Colorado judges are very serious about their role as advocates for children who are caught in the middle of a divorce. Many children actually do not want to see their family divided, but they often have no choice or say in the matter other than what the court will allow. As opposed to the traditional concept of full custody and control for one parent, most judges now prefer to see divorcing couples include a co-parenting plan for their children going forward. Just because the parents separate does not mean the family connection ends, it just primarily means the living arrangements change. This is especially true for children.
Mental health concerns
Physical well-being is surely important for all children following a divorce, but mental well-being is just as important if not more so. When dealing with child custody, parents who have a well-crafted and feasible plan that involves them both while being focused on the children are always an advantage when seeking a final decree.
One of the most important aspects of a divorce is how the children’s routine will change. One primary issue is education. Many children like their school and circle of friends, and changing locations can also result in them transferring to a different school.
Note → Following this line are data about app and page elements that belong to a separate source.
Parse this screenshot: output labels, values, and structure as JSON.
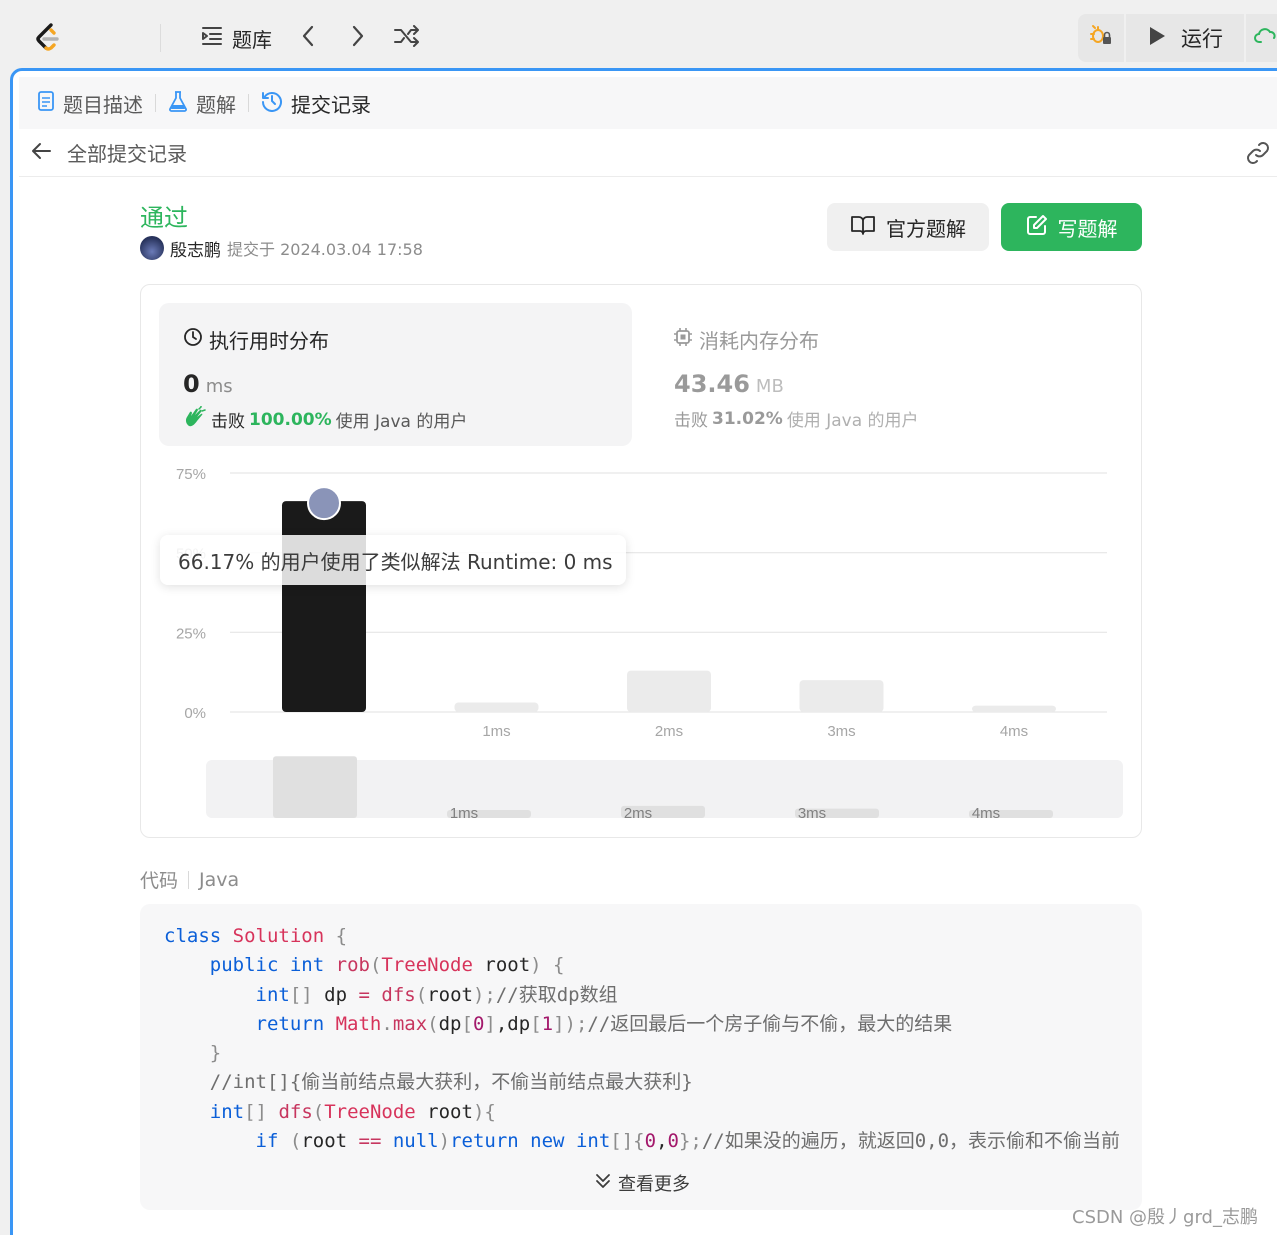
{
  "topbar": {
    "problem_bank_label": "题库",
    "run_label": "运行",
    "accent_color": "#3a96f5"
  },
  "tabs": [
    {
      "label": "题目描述",
      "icon": "document-icon"
    },
    {
      "label": "题解",
      "icon": "flask-icon"
    },
    {
      "label": "提交记录",
      "icon": "history-icon"
    }
  ],
  "breadcrumb": {
    "label": "全部提交记录"
  },
  "submission": {
    "status": "通过",
    "status_color": "#2db55d",
    "author": "殷志鹏",
    "submitted_text": "提交于 2024.03.04 17:58",
    "official_solution_label": "官方题解",
    "write_solution_label": "写题解"
  },
  "stats": {
    "runtime": {
      "title": "执行用时分布",
      "value": "0",
      "unit": "ms",
      "beat_prefix": "击败",
      "beat_pct": "100.00%",
      "beat_suffix": "使用 Java 的用户"
    },
    "memory": {
      "title": "消耗内存分布",
      "value": "43.46",
      "unit": "MB",
      "beat_prefix": "击败",
      "beat_pct": "31.02%",
      "beat_suffix": "使用 Java 的用户"
    }
  },
  "tooltip": {
    "text": "66.17% 的用户使用了类似解法 Runtime: 0 ms"
  },
  "chart_data": {
    "type": "bar",
    "categories": [
      "0ms",
      "1ms",
      "2ms",
      "3ms",
      "4ms"
    ],
    "category_labels": [
      "",
      "1ms",
      "2ms",
      "3ms",
      "4ms"
    ],
    "values": [
      66.17,
      3,
      13,
      10,
      2
    ],
    "highlight_index": 0,
    "ylim": [
      0,
      75
    ],
    "yticks": [
      0,
      25,
      50,
      75
    ],
    "ytick_labels": [
      "0%",
      "25%",
      "50%",
      "75%"
    ],
    "highlight_color": "#1a1a1a",
    "bar_color": "#ebebeb",
    "grid": true,
    "xlabel": "",
    "ylabel": ""
  },
  "code": {
    "label": "代码",
    "language": "Java",
    "show_more_label": "查看更多"
  },
  "watermark": "CSDN @殷丿grd_志鹏"
}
Additionally, when parents live in different communities or even in different states, a definitive schedule can be difficult to establish. Any problems of this type should be a central focus when developing a co-parenting plan and seeking a child custody order, and a scenario allowing the children to settle into a reasonable life pattern should be the goal.
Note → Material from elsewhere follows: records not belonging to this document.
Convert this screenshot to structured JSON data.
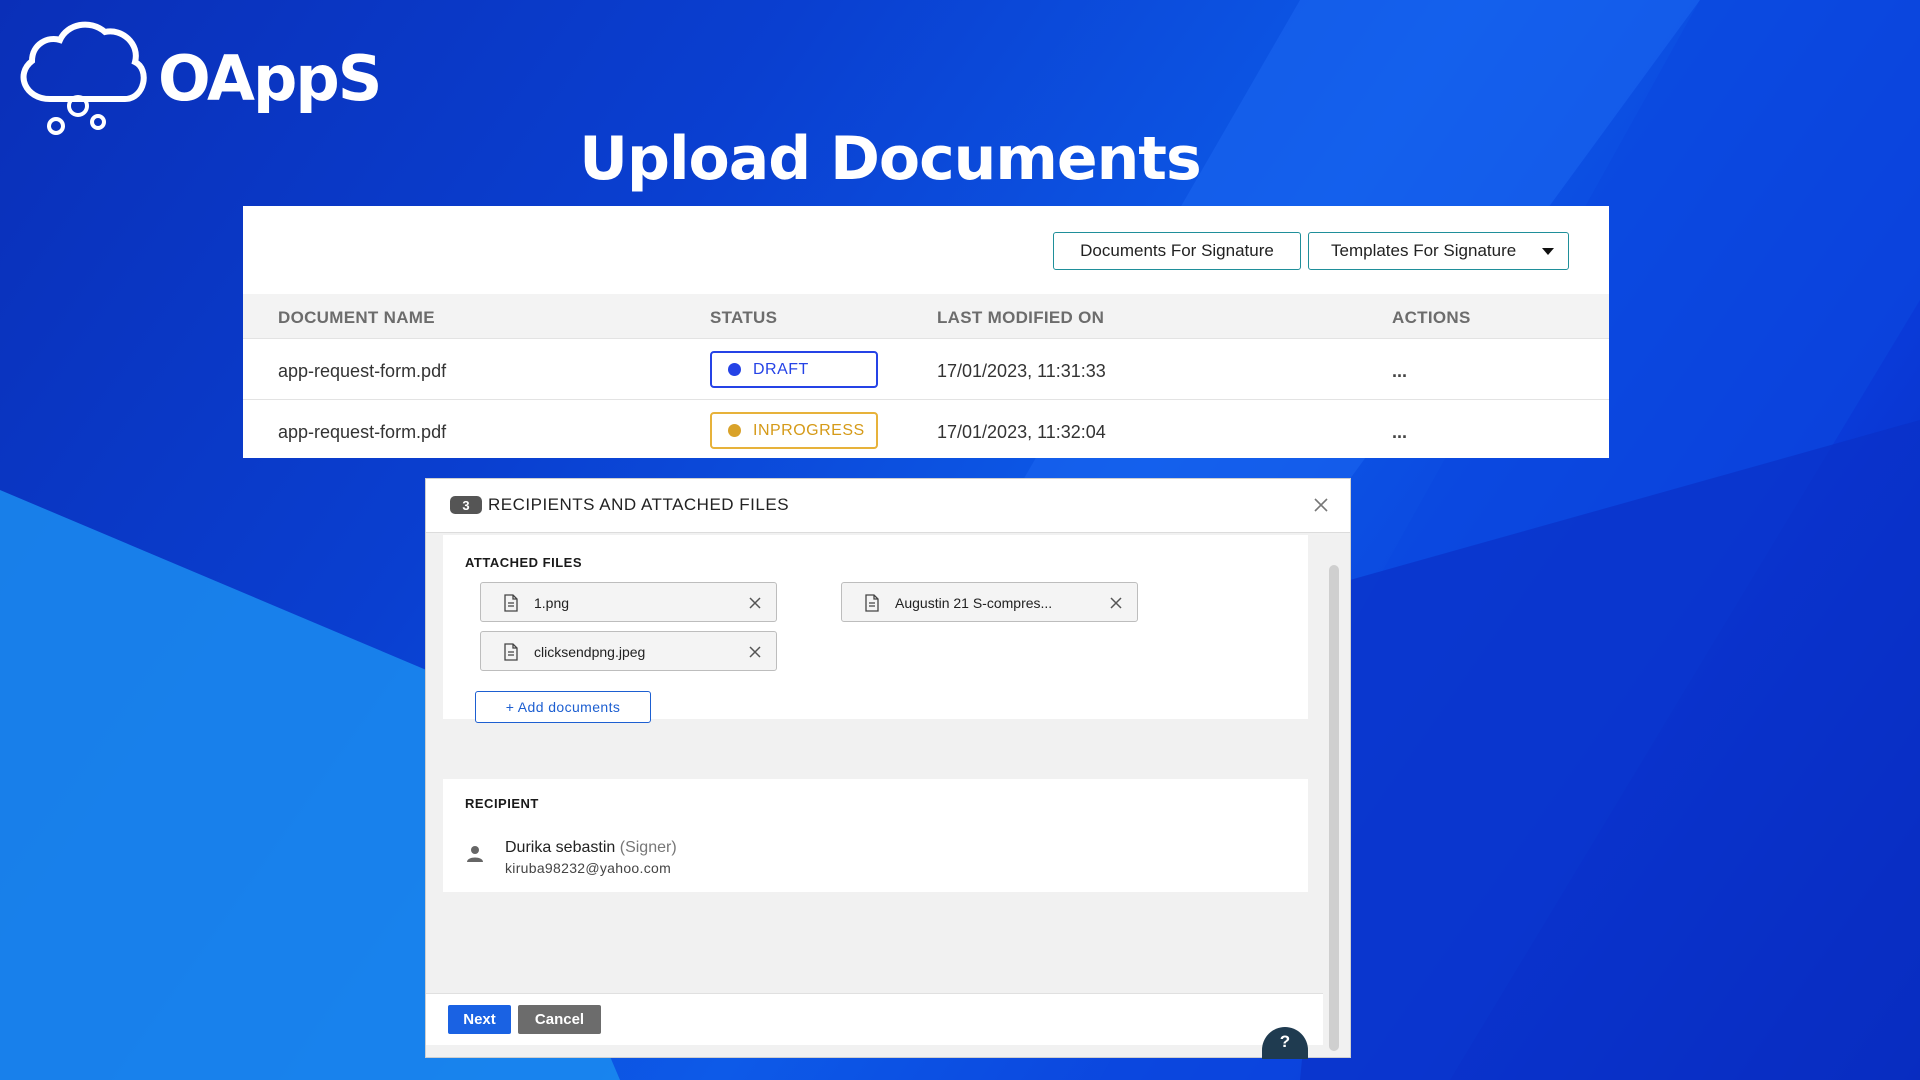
{
  "brand": {
    "name": "OAppS"
  },
  "page": {
    "title": "Upload Documents"
  },
  "toolbar": {
    "documents_for_signature": "Documents For Signature",
    "templates_for_signature": "Templates For Signature"
  },
  "table": {
    "headers": [
      "DOCUMENT NAME",
      "STATUS",
      "LAST MODIFIED ON",
      "ACTIONS"
    ],
    "rows": [
      {
        "name": "app-request-form.pdf",
        "status": "DRAFT",
        "modified": "17/01/2023, 11:31:33",
        "actions": "..."
      },
      {
        "name": "app-request-form.pdf",
        "status": "INPROGRESS",
        "modified": "17/01/2023, 11:32:04",
        "actions": "..."
      }
    ]
  },
  "colors": {
    "draft": "#2543e6",
    "inprogress": "#d9a229",
    "primary": "#1a62e3",
    "secondary": "#6c6c6c"
  },
  "modal": {
    "step": "3",
    "title": "RECIPIENTS AND ATTACHED FILES",
    "attached_label": "ATTACHED FILES",
    "files": [
      "1.png",
      "Augustin 21 S-compres...",
      "clicksendpng.jpeg"
    ],
    "add_documents": "+ Add documents",
    "recipient_label": "RECIPIENT",
    "recipient": {
      "name": "Durika sebastin",
      "role": "(Signer)",
      "email": "kiruba98232@yahoo.com"
    },
    "next": "Next",
    "cancel": "Cancel",
    "help": "?"
  },
  "icons": {
    "logo": "cloud-logo-icon",
    "close": "close-icon",
    "file": "file-icon",
    "remove": "remove-file-icon",
    "person": "person-icon",
    "caret": "caret-down-icon"
  }
}
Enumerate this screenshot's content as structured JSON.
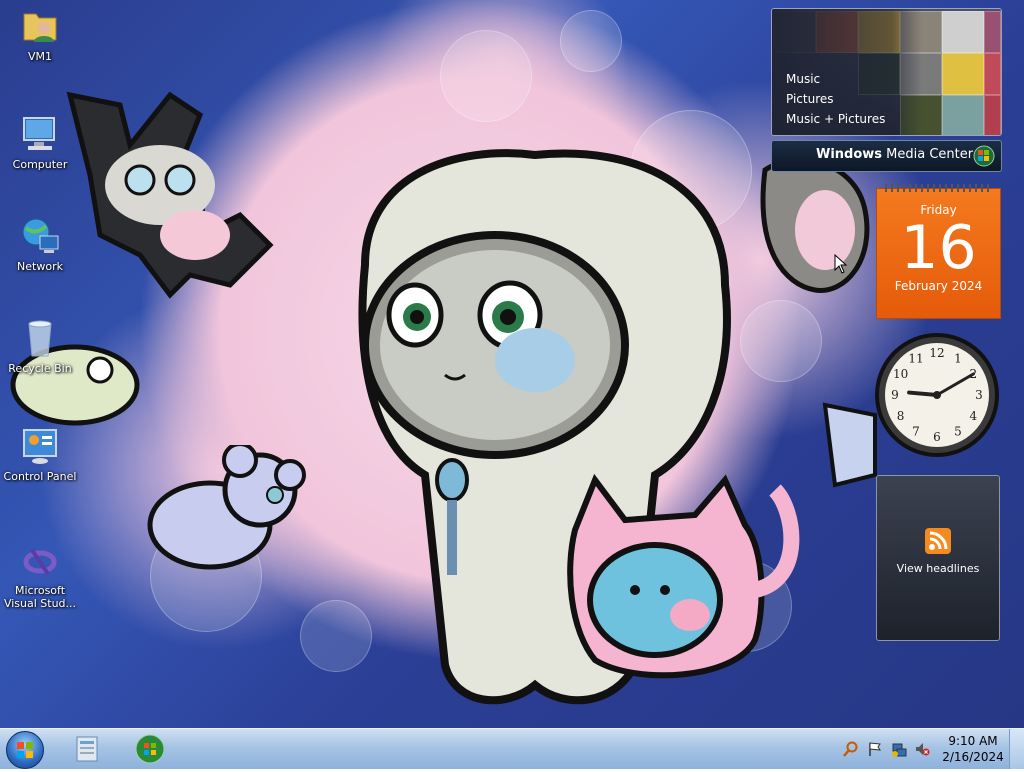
{
  "desktop_icons": [
    {
      "label": "VM1",
      "icon": "user-folder-icon"
    },
    {
      "label": "Computer",
      "icon": "computer-icon"
    },
    {
      "label": "Network",
      "icon": "network-icon"
    },
    {
      "label": "Recycle Bin",
      "icon": "recycle-bin-icon"
    },
    {
      "label": "Control Panel",
      "icon": "control-panel-icon"
    },
    {
      "label": "Microsoft Visual Stud...",
      "icon": "visual-studio-icon"
    }
  ],
  "media_center": {
    "menu": [
      "Music",
      "Pictures",
      "Music + Pictures"
    ],
    "brand_bold": "Windows",
    "brand_rest": " Media Center"
  },
  "calendar": {
    "weekday": "Friday",
    "day": "16",
    "month_year": "February 2024"
  },
  "clock": {
    "hour": 9,
    "minute": 10
  },
  "feed": {
    "label": "View headlines"
  },
  "taskbar": {
    "time": "9:10 AM",
    "date": "2/16/2024",
    "tray_icons": [
      "search-icon",
      "flag-icon",
      "network-status-icon",
      "volume-muted-icon"
    ]
  },
  "colors": {
    "calendar_orange": "#f0701a",
    "taskbar": "#a6c3e4",
    "wallpaper_blue": "#3557b6",
    "wallpaper_pink": "#f1c5db"
  }
}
Always remember that what the children think about the changes in their lives can matter. The judge is not necessarily required to be receptive to a co-parenting plan in all situations. Living accommodations can matter as well as the distance between the two parents. Stability for the family after the separation will often rest on how well the children can adjust to their new living arrangements, and parents should keep that in mind when coming to an agreement.